Ukrainian President Viktor Yanukovych has defended his move to put on hold a historic deal with the EU, amid continuing mass protest rallies.
He said he was forced by economic necessity and the desire to protect those "most vulnerable".
The EU has accused Russia of exerting heavy economic pressure on Ukraine.
Clashes between protesters and police continued on Monday. Meanwhile, jailed opposition leader Yulia Tymoshenko announced an indefinite hunger strike.
Mr Yanukovych was speaking publicly for the first time since the announcement on Thursday that his government was halting preparations to sign the association and free trade agreements with the EU.
The decision triggered mass protests in Kiev and a number of other cities across Ukraine.
"I want peace and calm in our big Ukrainian family," Mr Yanukovych said in a video statement, describing himself as a "father".
He stressed that his government had not given up attempts to bring closer ties between Ukraine and the EU.
"I would like to underline this: there is no alternative to the creation of a society of European standards in Ukraine and my policies on this path always have been, and will continue to be, consistent.
"But I would be dishonest and unfair if I had not taken care of the most disadvantaged and vulnerable, who may carry the brunt during a transitional period."
Mr Yanukovych's government last week said it was halting preparations for signing the treaties, amid concern for possible mass job losses in the short-run.
Opponents are accusing the president of keeping talks with the EU alive while never intending to sign the deal at an EU summit in Vilnius, Lithuania, on 28-29 November.
They also say he has bowed to growing pressure from Russian President Vladimir Putin, who wants Kiev to join the Moscow-led Customs Union. The grouping also includes Belarus and Kazakhstan.
Mr Putin denies the claims, instead accusing the EU of trying to "blackmail" Kiev into singing the agreements.
European Council President Herman Van Rompuy and European Commission President Jose Manuel Barroso said on Monday the door was still open for Ukraine to sign the agreements at the summit in Vilnius.
"The Eastern Partnership is conceived as a win-win where we all stand to gain," they said.
"It is up to Ukraine to freely decide what kind of engagement they seek with the European Union.
"We strongly disapprove of the Russian position and actions."
More than 100,000 people massed in Kiev's European Square and Independence Square on Sunday, calling for a "European future without Yanukovych".
Riot police used tear gas against demonstrators on Sunday and again on Monday, saying they had been pelted with objects.

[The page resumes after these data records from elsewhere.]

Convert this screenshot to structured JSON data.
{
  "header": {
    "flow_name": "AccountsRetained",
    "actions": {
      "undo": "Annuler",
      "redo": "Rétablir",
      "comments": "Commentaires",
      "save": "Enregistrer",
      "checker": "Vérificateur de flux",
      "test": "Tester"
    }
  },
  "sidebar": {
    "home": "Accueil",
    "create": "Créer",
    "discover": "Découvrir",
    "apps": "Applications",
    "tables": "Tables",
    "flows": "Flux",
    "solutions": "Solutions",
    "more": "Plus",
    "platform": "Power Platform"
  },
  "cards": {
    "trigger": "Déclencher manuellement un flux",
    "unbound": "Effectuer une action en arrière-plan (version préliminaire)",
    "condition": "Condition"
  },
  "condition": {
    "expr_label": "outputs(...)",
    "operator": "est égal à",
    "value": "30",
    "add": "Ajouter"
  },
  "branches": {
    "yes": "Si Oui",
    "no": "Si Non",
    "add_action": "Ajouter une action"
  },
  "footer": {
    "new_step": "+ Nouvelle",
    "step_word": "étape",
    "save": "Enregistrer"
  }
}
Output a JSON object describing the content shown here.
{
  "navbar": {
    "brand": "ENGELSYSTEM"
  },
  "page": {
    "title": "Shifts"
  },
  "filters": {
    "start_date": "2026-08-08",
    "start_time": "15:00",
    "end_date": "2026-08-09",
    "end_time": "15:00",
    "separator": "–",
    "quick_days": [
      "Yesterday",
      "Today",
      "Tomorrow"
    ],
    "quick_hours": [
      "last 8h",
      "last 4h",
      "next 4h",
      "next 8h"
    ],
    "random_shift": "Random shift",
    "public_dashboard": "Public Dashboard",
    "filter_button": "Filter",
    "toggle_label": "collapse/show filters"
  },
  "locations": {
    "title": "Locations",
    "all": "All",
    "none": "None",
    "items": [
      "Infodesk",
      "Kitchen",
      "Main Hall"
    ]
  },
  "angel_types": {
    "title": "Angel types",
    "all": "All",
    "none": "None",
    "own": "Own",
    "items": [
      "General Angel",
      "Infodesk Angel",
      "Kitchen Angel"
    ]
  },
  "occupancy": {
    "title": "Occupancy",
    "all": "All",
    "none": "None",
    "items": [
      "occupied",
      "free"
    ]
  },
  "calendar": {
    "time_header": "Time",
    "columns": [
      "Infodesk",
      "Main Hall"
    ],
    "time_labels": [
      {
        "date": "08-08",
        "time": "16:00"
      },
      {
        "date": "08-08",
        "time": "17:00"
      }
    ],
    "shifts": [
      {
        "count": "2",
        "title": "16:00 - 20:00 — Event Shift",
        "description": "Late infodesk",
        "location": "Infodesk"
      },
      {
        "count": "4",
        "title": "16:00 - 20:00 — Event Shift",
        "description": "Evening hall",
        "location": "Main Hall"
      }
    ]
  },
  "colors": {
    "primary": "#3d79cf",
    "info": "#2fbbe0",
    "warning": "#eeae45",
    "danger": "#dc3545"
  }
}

Meanwhile, protesters have set up tents, implying they are planning to stay for the long haul.
The continuing protests are reminiscent of the Orange Revolution in 2004, which was sparked by anger over Mr Yanukovych's declared victory in a presidential election his opponents said was rigged.
Tymoshenko, one of the leaders of the revolution who was jailed in 2011 for abuse of power, said on Monday she was starting a hunger strike in solidarity with the protesters.
She launched a similar fast last year in protest at her treatment, but stopped it after 20 days.
The EU has made her release from prison one of its conditions for signing the association agreement.